Oral hygiene is the practice of keeping the mouth and teeth clean to prevent dental problems, most commonly, dental cavities, gingivitis, periodontal (gum) diseases and bad breath.
Generally, dentists recommend that teeth be cleaned professionally at least twice per year. Professional cleaning includes tooth scaling, tooth polishing.
Tooth brushing is the act of scrubbing teeth with a toothbrush equipped with toothpaste. Since only two thirds of the outer tooth can be reached by a toothbrush, interdental cleaning (with floss or an interdental brush) can usefully accompany tooth brushing. Together, these two activities are the primary means of cleaning teeth, one of the main aspects of oral hygiene.
Brushing teeth properly helps prevent cavities, and periodontal, or gum disease, which causes at least one-third of adult tooth loss. If teeth are not brushed correctly and frequently, it could lead to the calcification of saliva minerals, forming tartar. Tartar hardens (then referred to as 'calculus') if not removed every 24 hours.

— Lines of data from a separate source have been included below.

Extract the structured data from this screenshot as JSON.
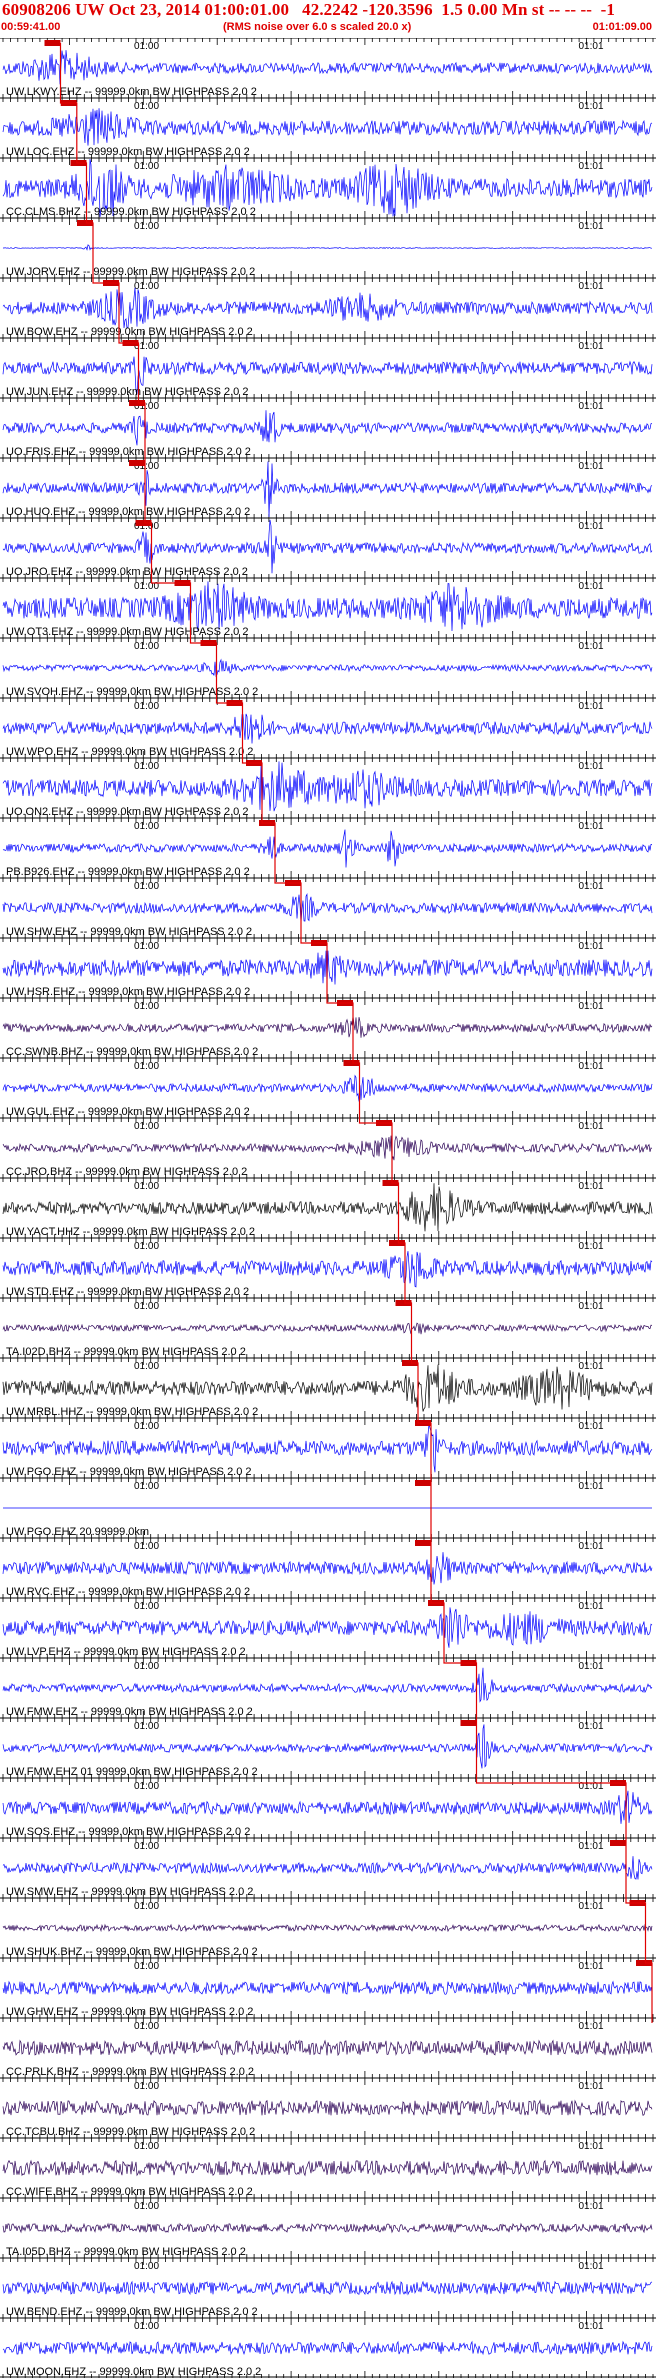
{
  "header": {
    "title": "60908206 UW Oct 23, 2014 01:00:01.00   42.2242 -120.3596  1.5 0.00 Mn st -- -- --  -1",
    "subtitle": "(RMS noise over 6.0 s scaled 20.0 x)",
    "time_start": "00:59:41.00",
    "time_end": "01:01:09.00"
  },
  "chart_data": {
    "type": "seismogram",
    "time_window": [
      "00:59:41.00",
      "01:01:09.00"
    ],
    "tick_labels": [
      "01:00",
      "01:01"
    ],
    "colors": {
      "trace": "#0000ff",
      "trace_alt": "#000000",
      "trace_dark": "#2a0055",
      "pick": "#e00000",
      "box": "#cc0000"
    },
    "traces": [
      {
        "label": "UW.LKWY.EHZ -- 99999.0km BW  HIGHPASS  2.0  2",
        "color": "#0000ff",
        "pick": 0.07,
        "amp": 0.25,
        "burst": [
          [
            0.09,
            0.05,
            2.5
          ]
        ]
      },
      {
        "label": "UW.LOC.EHZ -- 99999.0km BW  HIGHPASS  2.0  2",
        "color": "#0000ff",
        "pick": 0.095,
        "amp": 0.35,
        "burst": [
          [
            0.14,
            0.05,
            1.8
          ]
        ]
      },
      {
        "label": "CC.CLMS.BHZ -- 99999.0km BW  HIGHPASS  2.0  2",
        "color": "#0000ff",
        "pick": 0.11,
        "amp": 0.45,
        "burst": [
          [
            0.15,
            0.03,
            3
          ],
          [
            0.35,
            0.08,
            1.5
          ],
          [
            0.6,
            0.05,
            2.2
          ]
        ]
      },
      {
        "label": "UW.JORV.EHZ -- 99999.0km BW  HIGHPASS  2.0  2",
        "color": "#0000ff",
        "pick": 0.12,
        "amp": 0.02,
        "burst": [
          [
            0.13,
            0.005,
            8
          ]
        ]
      },
      {
        "label": "UW.BOW.EHZ -- 99999.0km BW  HIGHPASS  2.0  2",
        "color": "#0000ff",
        "pick": 0.16,
        "amp": 0.3,
        "burst": [
          [
            0.19,
            0.04,
            2.5
          ],
          [
            0.55,
            0.05,
            1.5
          ]
        ]
      },
      {
        "label": "UW.JUN.EHZ -- 99999.0km BW  HIGHPASS  2.0  2",
        "color": "#0000ff",
        "pick": 0.19,
        "amp": 0.3,
        "burst": [
          [
            0.21,
            0.01,
            4
          ]
        ]
      },
      {
        "label": "UO.FRIS.EHZ -- 99999.0km BW  HIGHPASS  2.0  2",
        "color": "#0000ff",
        "pick": 0.2,
        "amp": 0.25,
        "burst": [
          [
            0.41,
            0.01,
            5
          ],
          [
            0.21,
            0.01,
            3
          ]
        ]
      },
      {
        "label": "UO.HUO.EHZ -- 99999.0km BW  HIGHPASS  2.0  2",
        "color": "#0000ff",
        "pick": 0.2,
        "amp": 0.25,
        "burst": [
          [
            0.41,
            0.008,
            6
          ],
          [
            0.22,
            0.008,
            3
          ]
        ]
      },
      {
        "label": "UO.JRO.EHZ -- 99999.0km BW  HIGHPASS  2.0  2",
        "color": "#0000ff",
        "pick": 0.21,
        "amp": 0.25,
        "burst": [
          [
            0.41,
            0.01,
            5
          ],
          [
            0.22,
            0.01,
            3
          ]
        ]
      },
      {
        "label": "UW.OT3.EHZ -- 99999.0km BW  HIGHPASS  2.0  2",
        "color": "#0000ff",
        "pick": 0.27,
        "amp": 0.5,
        "burst": [
          [
            0.32,
            0.05,
            1.6
          ],
          [
            0.7,
            0.05,
            1.5
          ]
        ]
      },
      {
        "label": "UW.SVOH.EHZ -- 99999.0km BW  HIGHPASS  2.0  2",
        "color": "#0000ff",
        "pick": 0.31,
        "amp": 0.15,
        "burst": [
          [
            0.33,
            0.02,
            2
          ]
        ]
      },
      {
        "label": "UW.WPO.EHZ -- 99999.0km BW  HIGHPASS  2.0  2",
        "color": "#0000ff",
        "pick": 0.35,
        "amp": 0.3,
        "burst": [
          [
            0.38,
            0.02,
            3
          ]
        ]
      },
      {
        "label": "UO.ON2.EHZ -- 99999.0km BW  HIGHPASS  2.0  2",
        "color": "#0000ff",
        "pick": 0.38,
        "amp": 0.4,
        "burst": [
          [
            0.42,
            0.05,
            2.2
          ],
          [
            0.55,
            0.05,
            1.5
          ]
        ]
      },
      {
        "label": "PB.B926.EHZ -- 99999.0km BW  HIGHPASS  2.0  2",
        "color": "#0000ff",
        "pick": 0.4,
        "amp": 0.2,
        "burst": [
          [
            0.41,
            0.01,
            4
          ],
          [
            0.53,
            0.01,
            4
          ],
          [
            0.6,
            0.01,
            4
          ]
        ]
      },
      {
        "label": "UW.SHW.EHZ -- 99999.0km BW  HIGHPASS  2.0  2",
        "color": "#0000ff",
        "pick": 0.44,
        "amp": 0.25,
        "burst": [
          [
            0.46,
            0.02,
            2
          ]
        ]
      },
      {
        "label": "UW.HSR.EHZ -- 99999.0km BW  HIGHPASS  2.0  2",
        "color": "#0000ff",
        "pick": 0.48,
        "amp": 0.4,
        "burst": [
          [
            0.5,
            0.02,
            1.5
          ]
        ]
      },
      {
        "label": "CC.SWNB.BHZ -- 99999.0km BW  HIGHPASS  2.0  2",
        "color": "#2a0055",
        "pick": 0.52,
        "amp": 0.2,
        "burst": [
          [
            0.54,
            0.02,
            2
          ]
        ]
      },
      {
        "label": "UW.GUL.EHZ -- 99999.0km BW  HIGHPASS  2.0  2",
        "color": "#0000ff",
        "pick": 0.53,
        "amp": 0.2,
        "burst": [
          [
            0.55,
            0.02,
            3
          ]
        ]
      },
      {
        "label": "CC.JRO.BHZ -- 99999.0km BW  HIGHPASS  2.0  2",
        "color": "#2a0055",
        "pick": 0.58,
        "amp": 0.2,
        "burst": [
          [
            0.6,
            0.05,
            2
          ]
        ]
      },
      {
        "label": "UW.YACT.HHZ -- 99999.0km BW  HIGHPASS  2.0  2",
        "color": "#000000",
        "pick": 0.59,
        "amp": 0.3,
        "burst": [
          [
            0.66,
            0.04,
            3
          ]
        ]
      },
      {
        "label": "UW.STD.EHZ -- 99999.0km BW  HIGHPASS  2.0  2",
        "color": "#0000ff",
        "pick": 0.6,
        "amp": 0.35,
        "burst": [
          [
            0.63,
            0.03,
            2
          ]
        ]
      },
      {
        "label": "TA.I02D.BHZ -- 99999.0km BW  HIGHPASS  2.0  2",
        "color": "#2a0055",
        "pick": 0.61,
        "amp": 0.15,
        "burst": [
          [
            0.63,
            0.02,
            1.5
          ]
        ]
      },
      {
        "label": "UW.MRBL.HHZ -- 99999.0km BW  HIGHPASS  2.0  2",
        "color": "#000000",
        "pick": 0.62,
        "amp": 0.35,
        "burst": [
          [
            0.66,
            0.04,
            2.5
          ],
          [
            0.85,
            0.05,
            2
          ]
        ]
      },
      {
        "label": "UW.PGO.EHZ -- 99999.0km BW  HIGHPASS  2.0  2",
        "color": "#0000ff",
        "pick": 0.64,
        "amp": 0.35,
        "burst": [
          [
            0.66,
            0.01,
            4
          ]
        ]
      },
      {
        "label": "UW.PGO.EHZ 20.99999.0km",
        "color": "#0000ff",
        "pick": 0.64,
        "amp": 0.0,
        "burst": []
      },
      {
        "label": "UW.RVC.EHZ -- 99999.0km BW  HIGHPASS  2.0  2",
        "color": "#0000ff",
        "pick": 0.64,
        "amp": 0.3,
        "burst": [
          [
            0.67,
            0.02,
            2
          ]
        ]
      },
      {
        "label": "UW.LVP.EHZ -- 99999.0km BW  HIGHPASS  2.0  2",
        "color": "#0000ff",
        "pick": 0.66,
        "amp": 0.35,
        "burst": [
          [
            0.69,
            0.02,
            3
          ],
          [
            0.8,
            0.05,
            1.5
          ]
        ]
      },
      {
        "label": "UW.FMW.EHZ -- 99999.0km BW  HIGHPASS  2.0  2",
        "color": "#0000ff",
        "pick": 0.71,
        "amp": 0.2,
        "burst": [
          [
            0.74,
            0.01,
            5
          ]
        ]
      },
      {
        "label": "UW.FMW.EHZ 01 99999.0km BW  HIGHPASS  2.0  2",
        "color": "#0000ff",
        "pick": 0.71,
        "amp": 0.2,
        "burst": [
          [
            0.74,
            0.01,
            5
          ]
        ]
      },
      {
        "label": "UW.SOS.EHZ -- 99999.0km BW  HIGHPASS  2.0  2",
        "color": "#0000ff",
        "pick": 0.94,
        "amp": 0.3,
        "burst": [
          [
            0.96,
            0.02,
            2
          ]
        ]
      },
      {
        "label": "UW.SMW.EHZ -- 99999.0km BW  HIGHPASS  2.0  2",
        "color": "#0000ff",
        "pick": 0.94,
        "amp": 0.25,
        "burst": [
          [
            0.97,
            0.01,
            2.5
          ]
        ]
      },
      {
        "label": "UW.SHUK.BHZ -- 99999.0km BW  HIGHPASS  2.0  2",
        "color": "#2a0055",
        "pick": 0.97,
        "amp": 0.15,
        "burst": []
      },
      {
        "label": "UW.GHW.EHZ -- 99999.0km BW  HIGHPASS  2.0  2",
        "color": "#0000ff",
        "pick": 0.98,
        "amp": 0.3,
        "burst": []
      },
      {
        "label": "CC.PRLK.BHZ -- 99999.0km BW  HIGHPASS  2.0  2",
        "color": "#2a0055",
        "pick": null,
        "amp": 0.35,
        "burst": []
      },
      {
        "label": "CC.TCBU.BHZ -- 99999.0km BW  HIGHPASS  2.0  2",
        "color": "#2a0055",
        "pick": null,
        "amp": 0.35,
        "burst": []
      },
      {
        "label": "CC.WIFE.BHZ -- 99999.0km BW  HIGHPASS  2.0  2",
        "color": "#2a0055",
        "pick": null,
        "amp": 0.35,
        "burst": []
      },
      {
        "label": "TA.I05D.BHZ -- 99999.0km BW  HIGHPASS  2.0  2",
        "color": "#2a0055",
        "pick": null,
        "amp": 0.2,
        "burst": []
      },
      {
        "label": "UW.BEND.EHZ -- 99999.0km BW  HIGHPASS  2.0  2",
        "color": "#0000ff",
        "pick": null,
        "amp": 0.3,
        "burst": []
      },
      {
        "label": "UW.MOON.EHZ -- 99999.0km BW  HIGHPASS  2.0  2",
        "color": "#0000ff",
        "pick": null,
        "amp": 0.3,
        "burst": []
      }
    ]
  }
}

Poor dental health has been associated with heart disease and shortened life expectancy.